Based on a 1948 Cadillac Series 62 Sedanette, the CadZZilla is a low-slung, sleek and dark custom car built by Boyd Coddington and designed by Larry Erickson. The name is a contraction of Cadillac, ZZ Top and Godzilla. It wasn’t featured as prominently in ZZ Top’s videos as ‘The Eliminator’, but it appeared in “My Head’s in Mississippi” and in “Burger Man” — pulling out of the parking lot of a diner at the very beginning of the video. When CadZZilla has left the frame, it reveals a brief view of ‘The Eliminator’ parked beside the diner. An artist’s rendition of CadZZilla was used on the cover of the “Recycler” album. In the video for “Doubleback”, which uses Back to the Future Part III footage, CadZZilla appears at the final showdown and similarly to the early Eliminator videos, three sexy women get out of the car and solve the problem. When the car drives off, a view of its rear license plate is shown: “I8TOKYO” — I ate Tokyo, a reference to Godzilla.
The car was well-received in the custom scene. Gray Baskerville, Senior Editor of the Hot Rod Magazine, even named it as one of his favourite custom cars ever, and called it the epitome of the “Dare to Be Different” era. The intense customization cost around USD 900,000 at the time. CadZZilla was shown outside the USA, for example 2005 at the 14th Annual Yokohama HOT ROD Custom Show. CadZZilla’s timeless looks motivated and inspired Richard Ferlazzo to design the Holden Efijy showcar.

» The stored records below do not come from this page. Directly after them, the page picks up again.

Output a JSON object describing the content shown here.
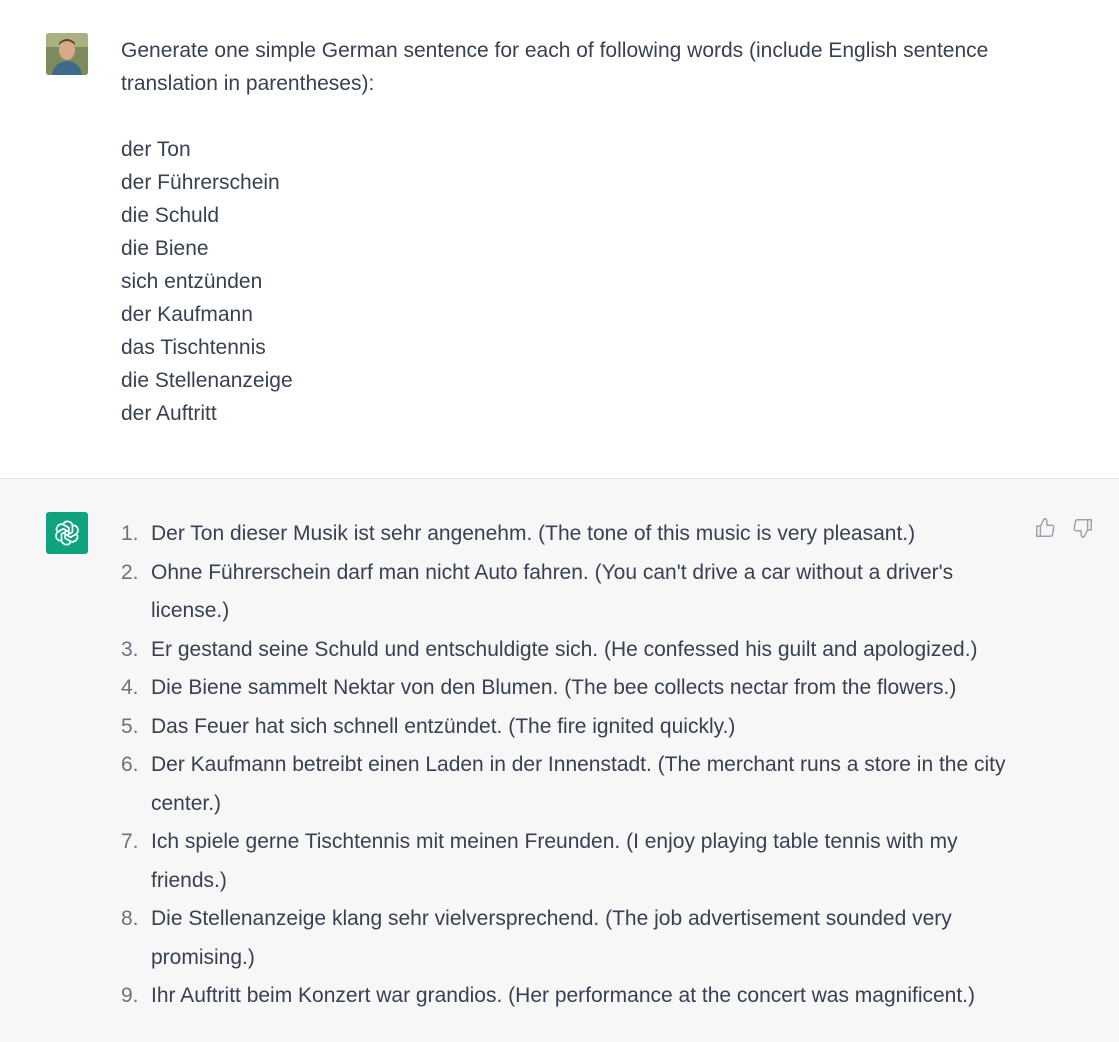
{
  "user_turn": {
    "prompt": "Generate one simple German sentence for each of following words (include English sentence translation in parentheses):",
    "words": [
      "der Ton",
      "der Führerschein",
      "die Schuld",
      "die Biene",
      "sich entzünden",
      "der Kaufmann",
      "das Tischtennis",
      "die Stellenanzeige",
      "der Auftritt"
    ]
  },
  "assistant_turn": {
    "items": [
      {
        "num": "1.",
        "text": "Der Ton dieser Musik ist sehr angenehm. (The tone of this music is very pleasant.)"
      },
      {
        "num": "2.",
        "text": "Ohne Führerschein darf man nicht Auto fahren. (You can't drive a car without a driver's license.)"
      },
      {
        "num": "3.",
        "text": "Er gestand seine Schuld und entschuldigte sich. (He confessed his guilt and apologized.)"
      },
      {
        "num": "4.",
        "text": "Die Biene sammelt Nektar von den Blumen. (The bee collects nectar from the flowers.)"
      },
      {
        "num": "5.",
        "text": "Das Feuer hat sich schnell entzündet. (The fire ignited quickly.)"
      },
      {
        "num": "6.",
        "text": "Der Kaufmann betreibt einen Laden in der Innenstadt. (The merchant runs a store in the city center.)"
      },
      {
        "num": "7.",
        "text": "Ich spiele gerne Tischtennis mit meinen Freunden. (I enjoy playing table tennis with my friends.)"
      },
      {
        "num": "8.",
        "text": "Die Stellenanzeige klang sehr vielversprechend. (The job advertisement sounded very promising.)"
      },
      {
        "num": "9.",
        "text": "Ihr Auftritt beim Konzert war grandios. (Her performance at the concert was magnificent.)"
      }
    ],
    "feedback_icons": [
      "thumbs-up-icon",
      "thumbs-down-icon"
    ]
  },
  "colors": {
    "assistant_bg": "#f7f7f8",
    "assistant_avatar": "#10a37f",
    "text": "#374151"
  }
}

Scale models in 1/24 and 1/64 were produced under license.
Other cars and motorcycles
- HogZZilla To accompany his CadZZilla, Gibbons decided to have two Harley Davidson motorbikes converted to matching custom bikes. The name is a contraction of the Harley Davidson nickname HOG, ZZ Top and Godzilla.
- Kopperhed Based on a Fifties’ Ford sedan, radical re-modelling of the roof creates the look of a 3-window coupé.
- Mambo Coupé Based on a 1936 Ford Coupé.
- Slampala Based on a 1962 Chevrolet Impala. The modern air ride suspension allows the car to be set to extremely low ground clearance (a classic “lowrider”). The scene term for this is “slammed”, hence the name Slampala, a contraction of Slammed Impala.
- 8 Ball B Based on a 1992 BMW 325i with a louvred hood/bonnet and distinct Pool-Billiard theme.
- Worldwide Texas Tour
- Continental Safari Tour
- Recyler Tour ’91
- Mean Rhythm Global Tour ’97
- XXX Tour
- Casino Tour 2002
- European Tour 2002
- Beer Drinkers & Hell Raisers Tour
- 2004 Summer Tour
- Whack Attack Tour 2005
- Hollywood Blues Tour 2007
- El Camino Ocho Summer Tour 2008
- Brooks & Dunn’s Cowboy Town Tour 2008
- In Your Face Fall Tour 2008
- Aerosmith/ZZ Top Tour 2009
- Necessity is a Mother Tour 2009
- F1 Rocks with LG Performance Singapore